The presentations you create with a tool like Visme (which, full disclosure, I am a founder of) should reflect a business that is getting larger all the time. You can easily put a positive spin on this – craft presentations that are built around the narrative of “look how far we’ve already come since we started” – but they should reflect this transformation just the same.
It will not only help bring customers closer to your core business, but it will let them go on the journey of your company’s evolution right alongside you. They’ll feel more engaged with your company if they feel like they were able to “get in on the ground floor” of something special.
Note that the same is true of the internal materials you create, too. As you continue to grow, make sure that the professional presentations aimed at getting staff members on the same page reflect this. Make sure they clearly outline your plan for the future so people don’t start to think you might be growing too quickly.

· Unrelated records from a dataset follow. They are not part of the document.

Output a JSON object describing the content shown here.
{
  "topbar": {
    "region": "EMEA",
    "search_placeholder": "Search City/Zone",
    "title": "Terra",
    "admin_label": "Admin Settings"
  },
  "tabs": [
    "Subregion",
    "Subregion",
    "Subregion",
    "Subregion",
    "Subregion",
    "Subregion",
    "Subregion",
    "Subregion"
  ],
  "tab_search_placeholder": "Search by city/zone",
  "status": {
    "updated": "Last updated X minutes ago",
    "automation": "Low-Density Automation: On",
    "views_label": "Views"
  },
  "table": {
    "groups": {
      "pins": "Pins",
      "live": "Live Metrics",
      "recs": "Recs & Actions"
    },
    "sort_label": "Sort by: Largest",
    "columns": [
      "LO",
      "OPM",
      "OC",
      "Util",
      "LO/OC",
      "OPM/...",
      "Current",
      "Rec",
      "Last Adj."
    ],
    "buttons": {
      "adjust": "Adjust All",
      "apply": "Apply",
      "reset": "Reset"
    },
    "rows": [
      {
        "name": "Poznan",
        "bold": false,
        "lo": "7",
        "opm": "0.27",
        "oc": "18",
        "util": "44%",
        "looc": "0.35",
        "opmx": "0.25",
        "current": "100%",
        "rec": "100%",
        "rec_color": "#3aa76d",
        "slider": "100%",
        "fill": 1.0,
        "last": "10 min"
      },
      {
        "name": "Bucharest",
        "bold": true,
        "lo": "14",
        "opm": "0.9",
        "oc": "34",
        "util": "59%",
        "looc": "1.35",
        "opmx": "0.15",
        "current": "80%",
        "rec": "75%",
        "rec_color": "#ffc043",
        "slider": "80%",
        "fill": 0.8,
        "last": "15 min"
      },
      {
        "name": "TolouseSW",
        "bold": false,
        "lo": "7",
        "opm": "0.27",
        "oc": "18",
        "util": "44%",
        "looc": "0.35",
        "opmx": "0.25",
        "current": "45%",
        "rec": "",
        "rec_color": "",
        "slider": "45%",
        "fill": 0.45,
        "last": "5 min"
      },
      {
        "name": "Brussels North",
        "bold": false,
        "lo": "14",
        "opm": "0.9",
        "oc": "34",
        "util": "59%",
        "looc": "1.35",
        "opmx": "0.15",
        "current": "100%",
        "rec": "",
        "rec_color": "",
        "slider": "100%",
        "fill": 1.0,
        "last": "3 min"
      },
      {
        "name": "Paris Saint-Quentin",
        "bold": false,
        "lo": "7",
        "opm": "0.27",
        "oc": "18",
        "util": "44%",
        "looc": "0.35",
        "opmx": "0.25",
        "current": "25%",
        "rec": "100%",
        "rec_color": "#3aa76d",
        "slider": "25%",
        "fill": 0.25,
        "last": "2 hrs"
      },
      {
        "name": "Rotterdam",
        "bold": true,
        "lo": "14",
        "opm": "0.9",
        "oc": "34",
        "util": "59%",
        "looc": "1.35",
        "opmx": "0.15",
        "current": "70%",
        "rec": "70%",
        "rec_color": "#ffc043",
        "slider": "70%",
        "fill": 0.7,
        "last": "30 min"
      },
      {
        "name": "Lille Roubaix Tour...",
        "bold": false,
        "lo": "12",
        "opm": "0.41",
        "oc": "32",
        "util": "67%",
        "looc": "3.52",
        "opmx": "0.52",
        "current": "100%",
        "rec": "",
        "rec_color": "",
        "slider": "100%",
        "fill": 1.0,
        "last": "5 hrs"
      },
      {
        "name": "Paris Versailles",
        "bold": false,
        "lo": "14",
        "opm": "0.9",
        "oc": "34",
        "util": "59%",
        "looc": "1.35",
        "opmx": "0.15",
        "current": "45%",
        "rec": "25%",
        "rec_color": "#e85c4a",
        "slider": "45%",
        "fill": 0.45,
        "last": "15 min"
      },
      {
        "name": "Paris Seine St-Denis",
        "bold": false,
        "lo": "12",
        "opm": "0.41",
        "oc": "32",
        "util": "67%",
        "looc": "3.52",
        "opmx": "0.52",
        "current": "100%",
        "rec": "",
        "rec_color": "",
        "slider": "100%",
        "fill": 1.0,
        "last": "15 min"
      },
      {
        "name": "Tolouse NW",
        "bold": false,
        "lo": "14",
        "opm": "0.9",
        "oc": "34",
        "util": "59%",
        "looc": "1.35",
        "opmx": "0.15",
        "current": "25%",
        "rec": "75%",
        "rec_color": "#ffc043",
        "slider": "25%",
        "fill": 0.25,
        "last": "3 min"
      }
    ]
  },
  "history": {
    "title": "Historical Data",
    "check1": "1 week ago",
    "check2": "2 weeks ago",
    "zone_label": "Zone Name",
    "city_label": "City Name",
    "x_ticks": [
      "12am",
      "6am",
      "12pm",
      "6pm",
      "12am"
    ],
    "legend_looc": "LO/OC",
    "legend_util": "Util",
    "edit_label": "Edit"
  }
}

Every aspect of these materials – from the presentation template you choose to font selection and more – should reflect the rate at which you’re continuing to grow and evolve.
Don’t forget to think about your own website in terms of these factors, too. Use resources like website grading quiz to assess your site for key characteristics like design, experience, performance and more. Let the quiz help you determine your strong and weak points so that you can make sure the ultimate impression your site gives matches the level of growth you’re trying to sustain.
Striking a Balance
In the end, remember that growth management for startups is all about finding the right balance between where you are and where you want to go. Growth for startups is a marathon, not a sprint – but it’s possible to get too winded too soon if you don’t plan accordingly at the outset.
Not every company needs to become a billion dollar unicorn overnight – most of them really shouldn’t, in fact. Keep your eye on the prize of the product or service you’re trying to launch, know your limitations and recognize the warning signs that you might be scaling up or down too quickly. If you’re able to keep that much-needed level of perspective, you’ll do absolutely fine.
(Disclaimer: This is a guest post submitted on Techstory by the mentioned authors. All thecontents in the article have been provided to Techstory by the authors of the article. Techstory is not responsible or liable for any content in this article.)
About The Author
Payman Taei is the founder of Visme, an easy-to-use online tool to create engaging presentations, infographics, and other forms of visual content. He is also the founder of HindSite Interactive, an award-winning Maryland digital agency specializing in website design, user experience and web app development.